In her vibrant and expressive illustrations populated with a group of diverse girls, Addy Rivera Sonda shares clear images of girls doing what they love, adopting a look that reflects their personality, making choices, expressing their emotions, sticking up for themselves, and being proud of their accomplishments. From school to the soccer field to the stage to a party, Sonda presents uplifting examples of how this close-knit group supports each other. For girls, these images will resonate deep in their hearts. Boys reading or listening to the book—and this is a book every boy should know—will see how and why girls express a variety of emotions as well as behaviors on the part of others that are destructive to a girl’s self-esteem and autonomy. The final illustration showing all six girls happy to live as their true selves is a poignant and heartening vision for children to take away from this book.

A dynamic read to empower and celebrate girls, A Girl’s Bill of Rights is highly recommended for home, classroom, and public libraries.

Ages 4 – 8

Beaming Books, 2021 | ISBN 978-1506464527

Discover more about Amy B. Mucha and her books on her website.

You can connect with Addy Rivera Sonda on Instagram.

A Girl’s Bill of Rights Giveaway

I’m excited to partner with Beaming Books in this giveaway! Three lucky winners will take home

  • One (1) copy of A Girl’s Bill of Rights written by Amy B. Mucha | illustrated by Addy Rivera Sonda

This giveaway is open from February 10 through February 16 and ends at 8:00 p.m. EST.

A winner will be chosen on February 17.
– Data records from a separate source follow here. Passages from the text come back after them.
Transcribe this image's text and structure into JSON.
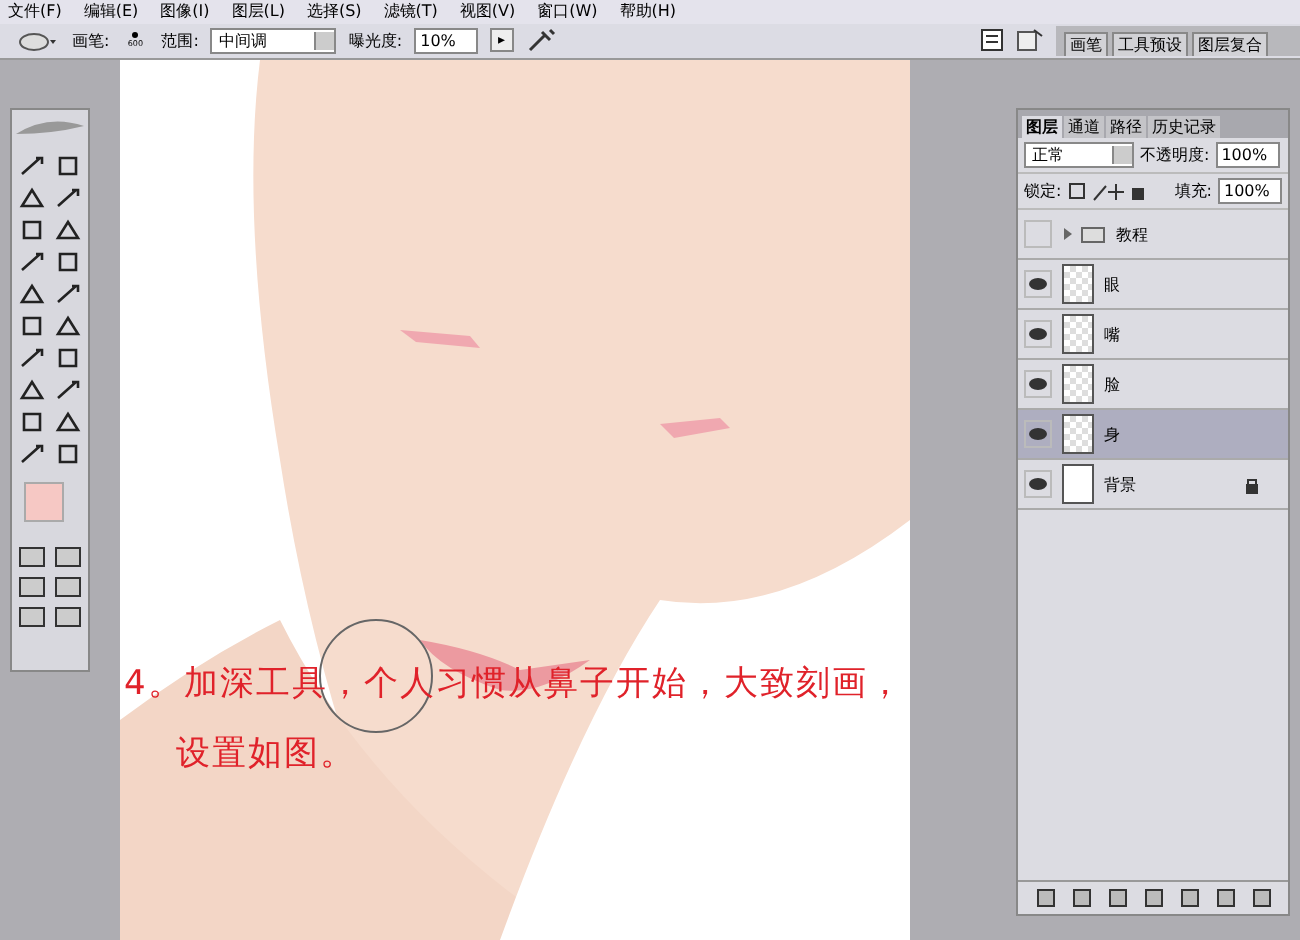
{
  "menu": [
    "文件(F)",
    "编辑(E)",
    "图像(I)",
    "图层(L)",
    "选择(S)",
    "滤镜(T)",
    "视图(V)",
    "窗口(W)",
    "帮助(H)"
  ],
  "options": {
    "brush_label": "画笔:",
    "brush_size": "600",
    "range_label": "范围:",
    "range_value": "中间调",
    "exposure_label": "曝光度:",
    "exposure_value": "10%",
    "stepper": "▸"
  },
  "palette_tabs": [
    {
      "label": "画笔"
    },
    {
      "label": "工具预设"
    },
    {
      "label": "图层复合"
    }
  ],
  "layers_panel": {
    "tabs": [
      {
        "label": "图层",
        "selected": true
      },
      {
        "label": "通道",
        "selected": false
      },
      {
        "label": "路径",
        "selected": false
      },
      {
        "label": "历史记录",
        "selected": false
      }
    ],
    "blend_mode": "正常",
    "opacity_label": "不透明度:",
    "opacity_value": "100%",
    "lock_label": "锁定:",
    "fill_label": "填充:",
    "fill_value": "100%",
    "layers": [
      {
        "name": "教程",
        "kind": "group",
        "visible": false,
        "selected": false,
        "locked": false
      },
      {
        "name": "眼",
        "kind": "layer",
        "visible": true,
        "selected": false,
        "locked": false
      },
      {
        "name": "嘴",
        "kind": "layer",
        "visible": true,
        "selected": false,
        "locked": false
      },
      {
        "name": "脸",
        "kind": "layer",
        "visible": true,
        "selected": false,
        "locked": false
      },
      {
        "name": "身",
        "kind": "layer",
        "visible": true,
        "selected": true,
        "locked": false
      },
      {
        "name": "背景",
        "kind": "background",
        "visible": true,
        "selected": false,
        "locked": true
      }
    ]
  },
  "caption": {
    "lines": [
      "4。加深工具，个人习惯从鼻子开始，大致刻画，",
      "设置如图。"
    ]
  }
}
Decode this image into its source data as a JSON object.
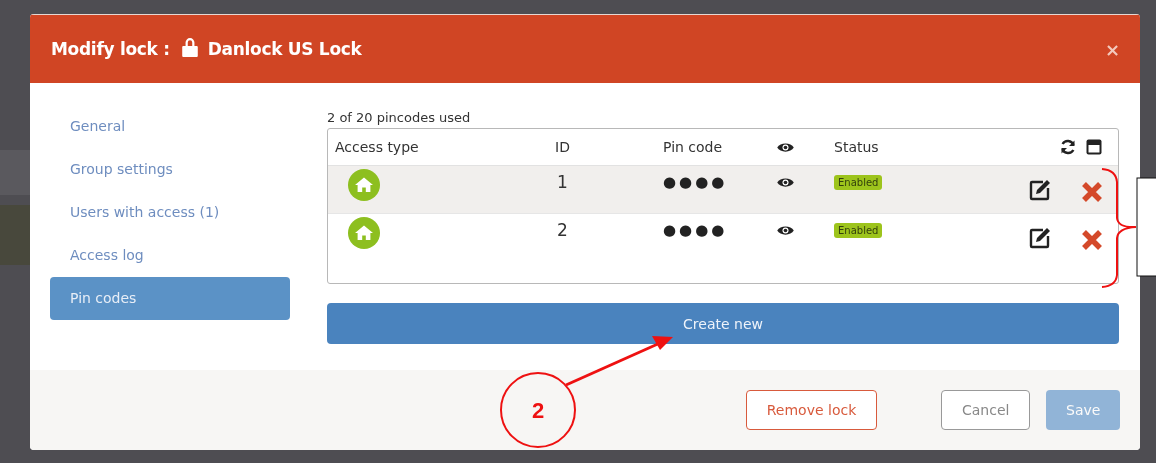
{
  "dialog": {
    "title_prefix": "Modify lock :",
    "lock_name": "Danlock US Lock",
    "close": "×"
  },
  "sidebar": {
    "items": [
      {
        "label": "General",
        "selected": false
      },
      {
        "label": "Group settings",
        "selected": false
      },
      {
        "label": "Users with access (1)",
        "selected": false
      },
      {
        "label": "Access log",
        "selected": false
      },
      {
        "label": "Pin codes",
        "selected": true
      }
    ]
  },
  "usage": "2 of 20 pincodes used",
  "table": {
    "columns": [
      "Access type",
      "ID",
      "Pin code",
      "Status"
    ],
    "rows": [
      {
        "id": "1",
        "pin": "●●●●",
        "status": "Enabled"
      },
      {
        "id": "2",
        "pin": "●●●●",
        "status": "Enabled"
      }
    ]
  },
  "create_button": "Create new",
  "footer": {
    "buttons": [
      {
        "label": "Remove lock",
        "kind": "danger",
        "disabled": false
      },
      {
        "label": "Cancel",
        "kind": "default",
        "disabled": false
      },
      {
        "label": "Save",
        "kind": "primary",
        "disabled": true
      }
    ]
  },
  "annotation": {
    "number": "2"
  }
}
To Enter:

Prizing provided by Beaming Books

Giveaway open to U.S. addresses only. | No Giveaway Accounts 

Plant the Seeds of Greatness Month Activity

celebrate-picture-books-picture-book-review-initial-bookend

I Love Me! Initial Bookend

 

You can show your pride in your name (or play with changing it) with this easy craft that will keep all your books tidy on their shelf! This makes a great gift too!

Supplies

  • Sturdy wooden letter blocks in the child’s first and last initials. Or, if the child would like to try on a new name or nickname, the first letter of their new name.
  • Chalkboard or acrylic paint
  • Colored chalk
  • Paint brush

Directions

  1. Paint the letters, let dry
  2. With the chalk write words that describe you or names of your heroines and/or heroes
  3. Display your bookends

celebrate-picture-books-picture-book-review-a-girl's-bill-of-rights-cover

You can find A Girl’s Bill of Rights at these booksellers

Amazon | Barnes & Noble | Books-a-Million

To support your local independent bookstore, order from

Bookshop | IndieBound

Picture Book Review